Papaw would thank you but he's eat up with dementia.
I remember as a kid seeing him mow with his shirt off, I asked him 'how'd all them bugs get in your skin Papaw?'... Course he just chuckled, it was later on in life I learned it was shrapnel.
He declared consciensis(slaughtered spelling I know) objector when drafted.. They asked if he was opposed to the war effort or if he was opposed to killing.. Papaw told them it was the violence against fellow men, he believed the bible taught against violence..
They made him a Medic.
At some point he was in a MASH and the Germans bombed the place, Papaw looked over and saw a buddy with missing limbs, he scooped him up and ran to the next MASH. When he plopped the dude on a gurney Papaws guts fell out on top the guy. He says he didn't even know he'd been hit... The only thing that saved his life was trying to save the life of a friend. Anyway, they ended up shipping him to Britian where he was eventually given the choice of coming home or going back to his unit. He went back to his unit. I was in awe when I first heard this. Papaw always says it was because of all the dope they had him on... Maybe, but I doubt it.
Anyhoot that's just one man, there were thousands more just like him that day. Its an oft overlooked day but to him and anyone else that served before or after... Thank you.
About 7 years ago a friend of mine in Wales with whom I trade tobacco
found a G.I.'s silver ID bracelet while treasure hunting on the beach around
South Hampton.He belongs to a club that uses those metal detectors to search
for crap that people lose.
He gave me the information on the bracelet,I wrote to the local newspaper in
Missouri,and made contact with the mans son.The G.I. was still alive,85 years
old and owned a funeral parlor.He had been a mortician in the Army and was
instrumental in establishing the military cemetaries in Europe.
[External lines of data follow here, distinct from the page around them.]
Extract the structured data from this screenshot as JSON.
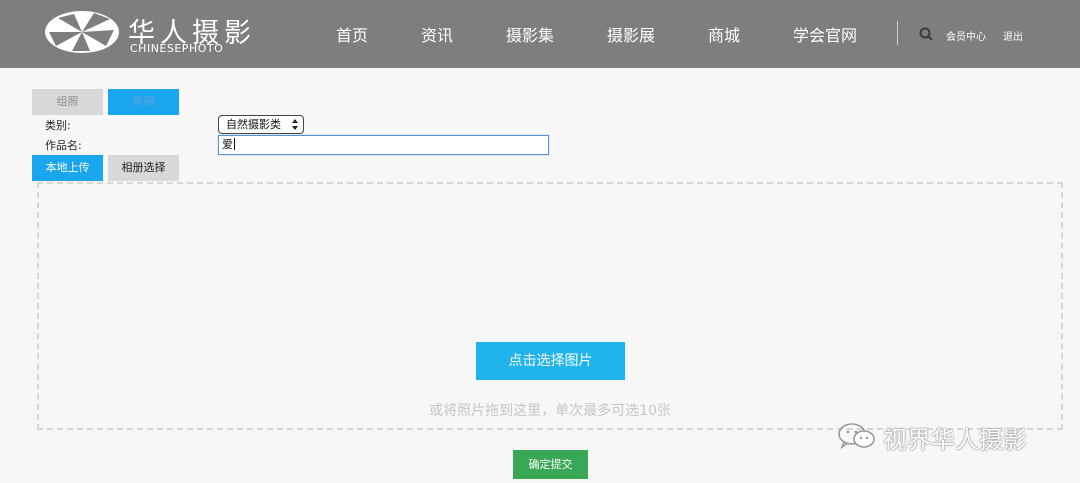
{
  "header": {
    "logo_cn": "华人摄影",
    "logo_en": "CHINESEPHOTO",
    "nav": [
      "首页",
      "资讯",
      "摄影集",
      "摄影展",
      "商城",
      "学会官网"
    ],
    "member_center": "会员中心",
    "logout": "退出"
  },
  "form": {
    "tabs": {
      "group": "组照",
      "single": "单照"
    },
    "category_label": "类别:",
    "category_value": "自然摄影类",
    "title_label": "作品名:",
    "title_value": "爱",
    "upload_local": "本地上传",
    "upload_album": "相册选择"
  },
  "upload": {
    "pick_button": "点击选择图片",
    "hint": "或将照片拖到这里，单次最多可选10张"
  },
  "submit": "确定提交",
  "watermark": "视界华人摄影",
  "colors": {
    "header_bg": "#7c7e80",
    "accent_blue": "#1aa6ee",
    "submit_green": "#39a855"
  }
}
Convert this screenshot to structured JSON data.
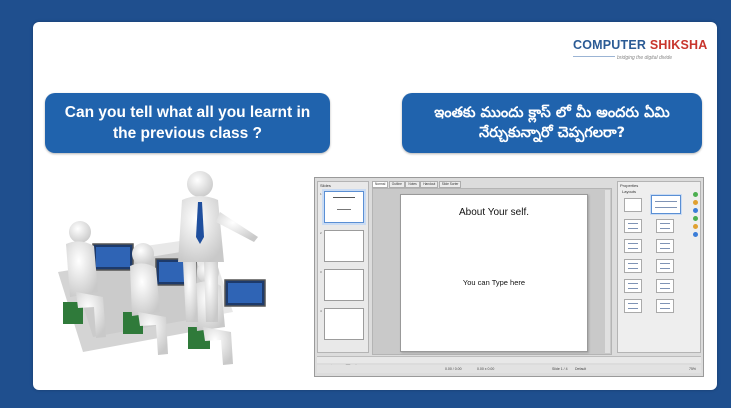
{
  "logo": {
    "part1": "COMPUTER",
    "part2": "SHIKSHA",
    "tagline": "bridging the digital divide"
  },
  "callouts": {
    "english": "Can you tell what all you learnt in the previous class ?",
    "telugu": "ఇంతకు ముందు క్లాస్ లో మీ అందరు ఏమి నేర్చుకున్నారో చెప్పగలరా?"
  },
  "screenshot": {
    "slides_pane_title": "Slides",
    "tabs": [
      "Normal",
      "Outline",
      "Notes",
      "Handout",
      "Slide Sorter"
    ],
    "slide_title": "About Your self.",
    "slide_body": "You can Type here",
    "thumb_numbers": [
      "1",
      "2",
      "3",
      "4"
    ],
    "properties_title": "Properties",
    "layouts_label": "Layouts",
    "status": {
      "position": "0.00 / 0.00",
      "size": "0.00 x 0.00",
      "slide": "Slide 1 / 4",
      "master": "Default",
      "zoom": "75%"
    }
  },
  "colors": {
    "background": "#1f4f8e",
    "callout": "#2063ad",
    "logo_blue": "#2b5b95",
    "logo_red": "#c8352c"
  }
}
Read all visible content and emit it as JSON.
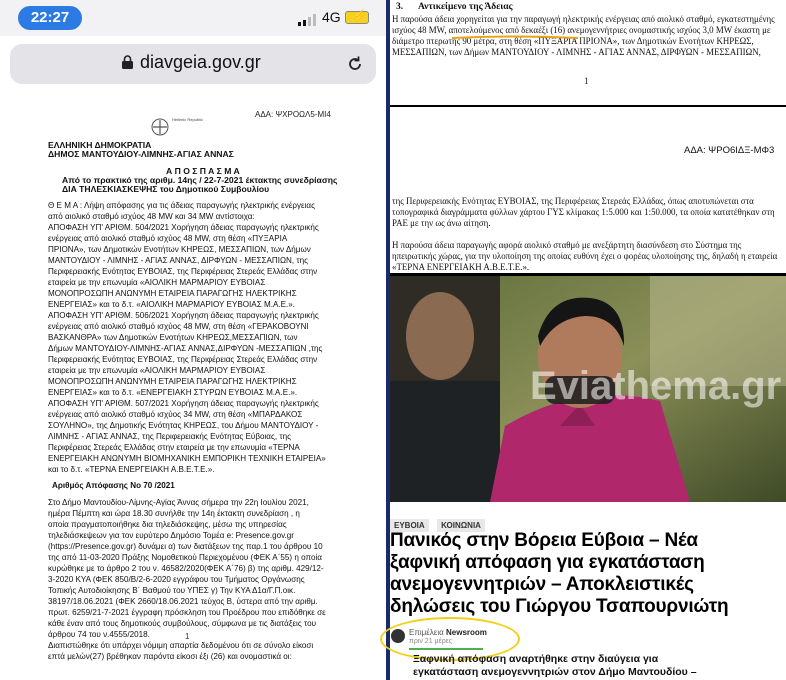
{
  "phone": {
    "status": {
      "time": "22:27",
      "network": "4G"
    },
    "browser": {
      "url": "diavgeia.gov.gr"
    },
    "document": {
      "ada": "ΑΔΑ: ΨΧΡΟΩΛ5-ΜΙ4",
      "logo_text": "Hellenic Republic",
      "lines": [
        {
          "t": "ΕΛΛΗΝΙΚΗ ΔΗΜΟΚΡΑΤΙΑ",
          "c": "bold"
        },
        {
          "t": "ΔΗΜΟΣ ΜΑΝΤΟΥΔΙΟΥ-ΛΙΜΝΗΣ-ΑΓΙΑΣ ΑΝΝΑΣ",
          "c": "bold"
        },
        {
          "t": "Α Π Ο Σ Π Α Σ Μ Α",
          "c": "bold"
        },
        {
          "t": "Από το πρακτικό της αριθμ. 14ης / 22-7-2021 έκτακτης συνεδρίασης",
          "c": "bold"
        },
        {
          "t": "ΔΙΑ ΤΗΛΕΣΚΙΑΣΚΕΨΗΣ του Δημοτικού Συμβουλίου",
          "c": "bold"
        },
        {
          "t": "Θ Ε Μ Α : Λήψη απόφασης για τις άδειας παραγωγής ηλεκτρικής ενέργειας",
          "c": ""
        },
        {
          "t": "από αιολικό σταθμό ισχύος 48 MW και 34 MW αντίστοιχα:",
          "c": ""
        },
        {
          "t": "ΑΠΟΦΑΣΗ ΥΠ' ΑΡΙΘΜ. 504/2021 Χορήγηση άδειας παραγωγής ηλεκτρικής",
          "c": ""
        },
        {
          "t": "ενέργειας από αιολικό σταθμό ισχύος 48 MW, στη θέση «ΠΥΞΑΡΙΑ",
          "c": ""
        },
        {
          "t": "ΠΡΙΟΝΑ», των Δημοτικών Ενοτήτων ΚΗΡΕΩΣ, ΜΕΣΣΑΠΙΩΝ, των Δήμων",
          "c": ""
        },
        {
          "t": "ΜΑΝΤΟΥΔΙΟΥ - ΛΙΜΝΗΣ - ΑΓΙΑΣ ΑΝΝΑΣ, ΔΙΡΦΥΩΝ - ΜΕΣΣΑΠΙΩΝ, της",
          "c": ""
        },
        {
          "t": "Περιφερειακής Ενότητας ΕΥΒΟΙΑΣ, της Περιφέρειας Στερεάς Ελλάδας στην",
          "c": ""
        },
        {
          "t": "εταιρεία με την επωνυμία «ΑΙΟΛΙΚΗ ΜΑΡΜΑΡΙΟΥ ΕΥΒΟΙΑΣ",
          "c": ""
        },
        {
          "t": "ΜΟΝΟΠΡΟΣΩΠΗ ΑΝΩΝΥΜΗ ΕΤΑΙΡΕΙΑ ΠΑΡΑΓΩΓΗΣ ΗΛΕΚΤΡΙΚΗΣ",
          "c": ""
        },
        {
          "t": "ΕΝΕΡΓΕΙΑΣ» και το δ.τ. «ΑΙΟΛΙΚΗ ΜΑΡΜΑΡΙΟΥ ΕΥΒΟΙΑΣ Μ.Α.Ε.».",
          "c": ""
        },
        {
          "t": "ΑΠΟΦΑΣΗ ΥΠ' ΑΡΙΘΜ. 506/2021 Χορήγηση άδειας παραγωγής ηλεκτρικής",
          "c": ""
        },
        {
          "t": "ενέργειας από αιολικό σταθμό ισχύος 48 MW, στη θέση «ΓΕΡΑΚΟΒΟΥΝΙ",
          "c": ""
        },
        {
          "t": "ΒΑΣΚΑΝΘΡΑ» των Δημοτικών Ενοτήτων ΚΗΡΕΩΣ,ΜΕΣΣΑΠΙΩΝ, των",
          "c": ""
        },
        {
          "t": "Δήμων ΜΑΝΤΟΥΔΙΟΥ-ΛΙΜΝΗΣ-ΑΓΙΑΣ ΑΝΝΑΣ,ΔΙΡΦΥΩΝ -ΜΕΣΣΑΠΙΩΝ ,της",
          "c": ""
        },
        {
          "t": "Περιφερειακής Ενότητας ΕΥΒΟΙΑΣ, της Περιφέρειας Στερεάς Ελλάδας στην",
          "c": ""
        },
        {
          "t": "εταιρεία με την επωνυμία «ΑΙΟΛΙΚΗ ΜΑΡΜΑΡΙΟΥ ΕΥΒΟΙΑΣ",
          "c": ""
        },
        {
          "t": "ΜΟΝΟΠΡΟΣΩΠΗ ΑΝΩΝΥΜΗ ΕΤΑΙΡΕΙΑ ΠΑΡΑΓΩΓΗΣ ΗΛΕΚΤΡΙΚΗΣ",
          "c": ""
        },
        {
          "t": "ΕΝΕΡΓΕΙΑΣ» και το δ.τ. «ΕΝΕΡΓΕΙΑΚΗ ΣΤΥΡΩΝ ΕΥΒΟΙΑΣ Μ.Α.Ε.».",
          "c": ""
        },
        {
          "t": "ΑΠΟΦΑΣΗ ΥΠ' ΑΡΙΘΜ. 507/2021 Χορήγηση άδειας παραγωγής ηλεκτρικής",
          "c": ""
        },
        {
          "t": "ενέργειας από αιολικό σταθμό ισχύος 34 MW, στη θέση «ΜΠΑΡΔΑΚΟΣ",
          "c": ""
        },
        {
          "t": "ΣΟΥΛΗΝΟ», της Δημοτικής Ενότητας ΚΗΡΕΩΣ, του Δήμου ΜΑΝΤΟΥΔΙΟΥ -",
          "c": ""
        },
        {
          "t": "ΛΙΜΝΗΣ - ΑΓΙΑΣ ΑΝΝΑΣ, της Περιφερειακής Ενότητας Εύβοιας, της",
          "c": ""
        },
        {
          "t": "Περιφέρειας Στερεάς Ελλάδας στην εταιρεία με την επωνυμία «ΤΕΡΝΑ",
          "c": ""
        },
        {
          "t": "ΕΝΕΡΓΕΙΑΚΗ ΑΝΩΝΥΜΗ ΒΙΟΜΗΧΑΝΙΚΗ ΕΜΠΟΡΙΚΗ ΤΕΧΝΙΚΗ ΕΤΑΙΡΕΙΑ»",
          "c": ""
        },
        {
          "t": "και το δ.τ. «ΤΕΡΝΑ ΕΝΕΡΓΕΙΑΚΗ Α.Β.Ε.Τ.Ε.».",
          "c": ""
        },
        {
          "t": "Αριθμός Απόφασης Νο 70 /2021",
          "c": "bold"
        },
        {
          "t": "Στο Δήμο Μαντουδίου-Λίμνης-Αγίας Άννας σήμερα την 22η Ιουλίου 2021,",
          "c": ""
        },
        {
          "t": "ημέρα Πέμπτη και ώρα 18.30 συνήλθε την 14η έκτακτη συνεδρίαση , η",
          "c": ""
        },
        {
          "t": "οποία πραγματοποιήθηκε δια τηλεδιάσκεψης, μέσω της υπηρεσίας",
          "c": ""
        },
        {
          "t": "τηλεδιάσκεψεων για τον ευρύτερο Δημόσιο Τομέα e: Presence.gov.gr",
          "c": ""
        },
        {
          "t": "(https://Presence.gov.gr) δυνάμει α) των διατάξεων της παρ.1 του άρθρου 10",
          "c": ""
        },
        {
          "t": "της από 11-03-2020 Πράξης Νομοθετικού Περιεχομένου (ΦΕΚ Α΄55) η οποία",
          "c": ""
        },
        {
          "t": "κυρώθηκε με το άρθρο 2 του ν. 46582/2020(ΦΕΚ Α΄76) β) της αριθμ. 429/12-",
          "c": ""
        },
        {
          "t": "3-2020 ΚΥΑ (ΦΕΚ 850/Β/2-6-2020 εγγράφου του Τμήματος Οργάνωσης",
          "c": ""
        },
        {
          "t": "Τοπικής Αυτοδιοίκησης Β΄ Βαθμού του ΥΠΕΣ γ) Την ΚΥΑ Δ1α/Γ.Π.οικ.",
          "c": ""
        },
        {
          "t": "38197/18.06.2021 (ΦΕΚ 2660/18.06.2021 τεύχος Β, ύστερα από την αριθμ.",
          "c": ""
        },
        {
          "t": "πρωτ. 6259/21-7-2021 έγγραφη πρόσκληση του Προέδρου που επιδόθηκε σε",
          "c": ""
        },
        {
          "t": "κάθε έναν από τους δημοτικούς συμβούλους, σύμφωνα με τις διατάξεις του",
          "c": ""
        },
        {
          "t": "άρθρου 74 του ν.4555/2018.",
          "c": ""
        },
        {
          "t": "Διαπιστώθηκε ότι υπάρχει νόμιμη απαρτία δεδομένου ότι σε σύνολο είκοσι",
          "c": ""
        },
        {
          "t": "επτά μελών(27) βρέθηκαν παρόντα είκοσι έξι (26) και ονομαστικά οι:",
          "c": ""
        }
      ],
      "page_number": "1"
    }
  },
  "right": {
    "panel1": {
      "heading_num": "3.",
      "heading": "Αντικείμενο της Άδειας",
      "lines": [
        "Η παρούσα άδεια χορηγείται για την παραγωγή ηλεκτρικής ενέργειας από αιολικό σταθμό, εγκατεστημένης",
        "ισχύος 48 MW, αποτελούμενος από δεκαέξι (16) ανεμογεννήτριες ονομαστικής ισχύος 3,0 MW έκαστη με",
        "διάμετρο πτερωτής 90 μέτρα, στη θέση «ΠΥΞΑΡΙΑ ΠΡΙΟΝΑ», των Δημοτικών Ενοτήτων ΚΗΡΕΩΣ,",
        "ΜΕΣΣΑΠΙΩΝ, των Δήμων ΜΑΝΤΟΥΔΙΟΥ - ΛΙΜΝΗΣ - ΑΓΙΑΣ ΑΝΝΑΣ, ΔΙΡΦΥΩΝ - ΜΕΣΣΑΠΙΩΝ,"
      ],
      "page_number": "1"
    },
    "panel2": {
      "ada": "ΑΔΑ: ΨΡΟ6ΙΔΞ-ΜΦ3",
      "lines": [
        "της Περιφερειακής Ενότητας ΕΥΒΟΙΑΣ, της Περιφέρειας Στερεάς Ελλάδας, όπως αποτυπώνεται στα",
        "τοπογραφικά διαγράμματα φύλλων χάρτου ΓΥΣ κλίμακας 1:5.000 και 1:50.000, τα οποία κατατέθηκαν στη",
        "ΡΑΕ με την ως άνω αίτηση.",
        "",
        "Η παρούσα άδεια παραγωγής αφορά αιολικό σταθμό με ανεξάρτητη διασύνδεση στο Σύστημα της",
        "ηπειρωτικής χώρας, για την υλοποίηση της οποίας ευθύνη έχει ο φορέας υλοποίησης της, δηλαδή η εταιρεία",
        "«ΤΕΡΝΑ ΕΝΕΡΓΕΙΑΚΗ Α.Β.Ε.Τ.Ε.»."
      ]
    },
    "article": {
      "watermark": "Eviathema.gr",
      "tags": [
        "ΕΥΒΟΙΑ",
        "ΚΟΙΝΩΝΙΑ"
      ],
      "headline": [
        "Πανικός στην Βόρεια Εύβοια – Νέα",
        "ξαφνική απόφαση για εγκατάσταση",
        "ανεμογεννητριών – Αποκλειστικές",
        "δηλώσεις του Γιώργου Τσαπουρνιώτη"
      ],
      "byline_prefix": "Επιμέλεια",
      "byline_author": "Newsroom",
      "byline_time": "πριν 21 μέρες",
      "lead": [
        "Ξαφνική απόφαση αναρτήθηκε στην διαύγεια για",
        "εγκατάσταση ανεμογεννητριών στον Δήμο Μαντουδίου –"
      ]
    }
  },
  "colors": {
    "time_pill": "#2c7be5",
    "divider": "#1a2a6c",
    "highlight_circle": "#f1d116",
    "underline_mark": "#e8a317",
    "shirt": "#b0276b"
  }
}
The bracelet was returned to him after 50 years of being buried under 6 inches
of mud.He said that he didn't remember losing it,there was so much on his mind
at the time.
His son sent me a videotape of a newscast from a Louisville TV station
that broadcast the story.The man started crying as he received the bracelet
and talked about all the boys they buried over there[50,000] I think.I felt kind
of sad that I had revived some bad memories for him.
They've been called "The Greatest Generation" and I wholeheartedly agree.My father was in the other theatre of operations,having shipped out two months after marrying my mother;they borrowed $50 from a family member to elope...guts,determination,character,faith,hope,and great love and compassion are the marks of those people.The invasion at Normandy could only be pulled off by such folk.
May we remember them always.And may we emulate them as best we can TODAY!! :cheers: :cheers: :cheers:
My father almost made that landing. He was a machine gunner on a 40mm AAA gun. It was decided a few days before the invasion that there would be so many allied planes in the air that no room would be left up there for anyone else. He made the crossing a few days afterward. He did however, manage to find himself spending Christmas caught smack in the middle of "The Bulge".
I would agree with the statement of "The Greatest Generation". I cannot fathom the courage it took to land on those supposedly impregnable beaches for freedoms sake. Do you realize that in one day the casualties for the Allied forces equaled what the casualties for the U.S. in all of Iraq since that terrible war started. My hats off to those and all Veterans. My step father (brothers father, same mother) fought in the Pacific theater during the war. I pray that another "War to end all Wars" never happens again.